2. Though the learned Judge does not say under what provisions of law he has acted, the respondent's Counsel seeks to justify the order by reference to Sections 43. Guardians and Wards Act. But that section enables a Court to regulate by its order the conduct of guardian either appointed or declared by the Court. That leads us to the question, can the appellant, be declared, under the provisions of the Act, the testamentary guardian of the minors. Their mother, as already stated, contends that on a proper construction of the will, the appellant is their testamentary guardian. But this position is controverted by the appellant, who maintains that under the will he is merely an executor and not the minors guardian. Granting that the mother's contention is right, namely, that the appellant is the minor's testamentary guardian, she cannot invoke, in her favour Sections 43, unless the Court can make a declaration to that effect under the Act. Section 17 (5) provides very clearly that the Court shall not declare any person to be a guardian against his will. It therefore follows that, even should the mother's contention be right, we cannot against the will of the appellant make a declaration that he is the minors testamentary guardian. The application of Sections 43 is thus excluded and the lower Court's order, for which support can be sought, if at all in Sections 43, must be held to be wrong. In the circumstances stated it is unnecessary to express any opinion on the question, whether the appellant on a true construction of the will is or is not the minors' testamentary guardian.
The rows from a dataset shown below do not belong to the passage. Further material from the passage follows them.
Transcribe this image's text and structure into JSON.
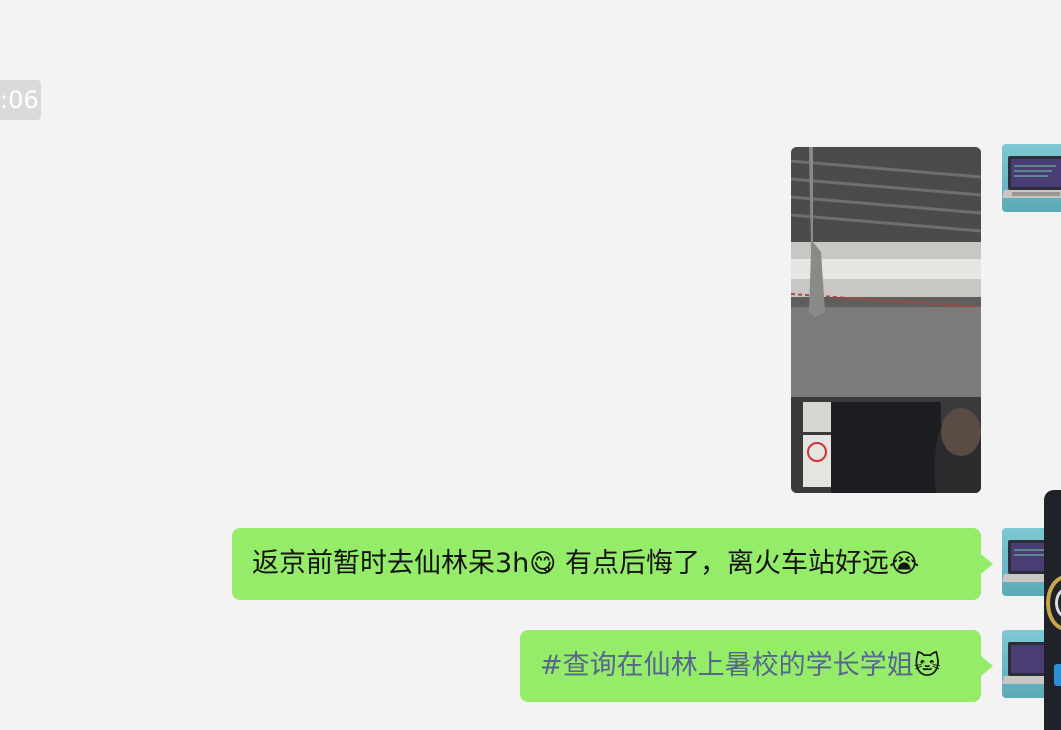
{
  "chat": {
    "timestamp": ":06",
    "messages": [
      {
        "type": "image",
        "sender": "me",
        "image_icon": "subway-car-photo"
      },
      {
        "type": "text",
        "sender": "me",
        "text": "返京前暂时去仙林呆3h",
        "emoji1": "😋",
        "text2": " 有点后悔了，离火车站好远",
        "emoji2": "😭"
      },
      {
        "type": "text",
        "sender": "me",
        "hashtag": "#查询在仙林上暑校的学长学姐",
        "emoji": "🐱"
      }
    ],
    "avatar_icon": "laptop-icon"
  },
  "colors": {
    "background": "#f3f3f3",
    "bubble": "#95ec69",
    "hashtag": "#56678f",
    "timestamp_bg": "#dadada"
  }
}
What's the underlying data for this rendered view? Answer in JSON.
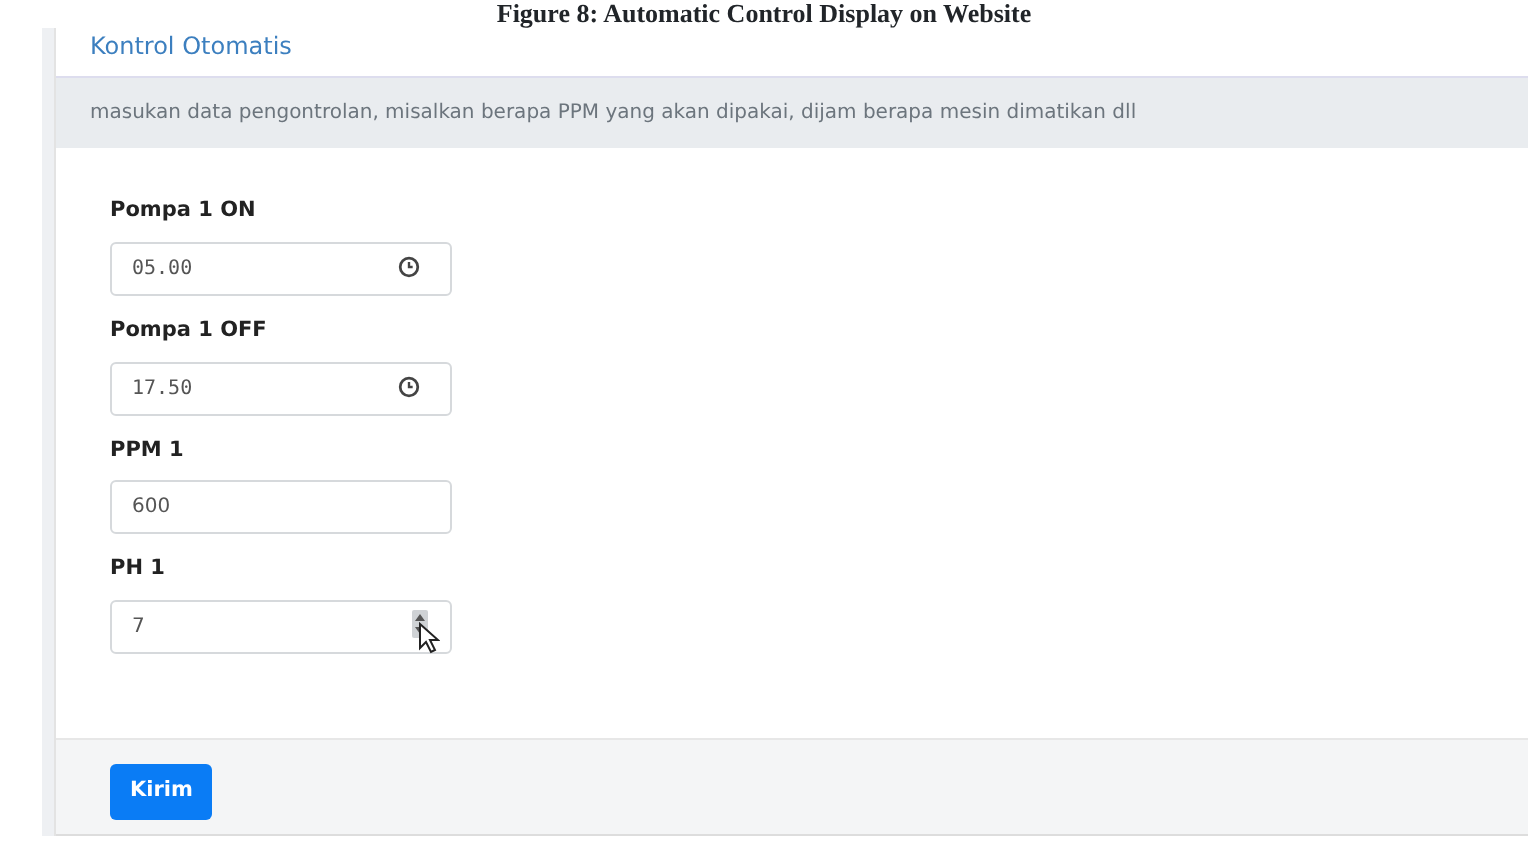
{
  "caption": "Figure 8: Automatic Control Display on Website",
  "card": {
    "title": "Kontrol Otomatis",
    "notice": "masukan data pengontrolan, misalkan berapa PPM yang akan dipakai, dijam berapa mesin dimatikan dll",
    "fields": [
      {
        "label": "Pompa 1 ON",
        "value": "05.00",
        "kind": "time"
      },
      {
        "label": "Pompa 1 OFF",
        "value": "17.50",
        "kind": "time"
      },
      {
        "label": "PPM 1",
        "value": "600",
        "kind": "text"
      },
      {
        "label": "PH 1",
        "value": "7",
        "kind": "number"
      }
    ],
    "submit": "Kirim"
  }
}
3. We may observe that Sections 39 which refers to the removal of guardians, is wider in its scope than Sections 43. Under the former, section the Court may remove a guardian appointed or declared by the Court or a guardian : appointed by a will or other instrument. But the prayer for removal was abandoned in the lower Court and this section therefore cannot be relied on by the respondent. Finally, we must point: out, that in any view of the matter, the lower Court's order cannot be supported. The Judge observes that no evidence has been adduced by the petitioner in support of the allegations in her affidavit. That being so, we fail to see even granting for a moment that Sections 43 applies, how the lower Court's order can be justified. The appeal is allowed with costs less the Advocate's fee to be paid by the respondent.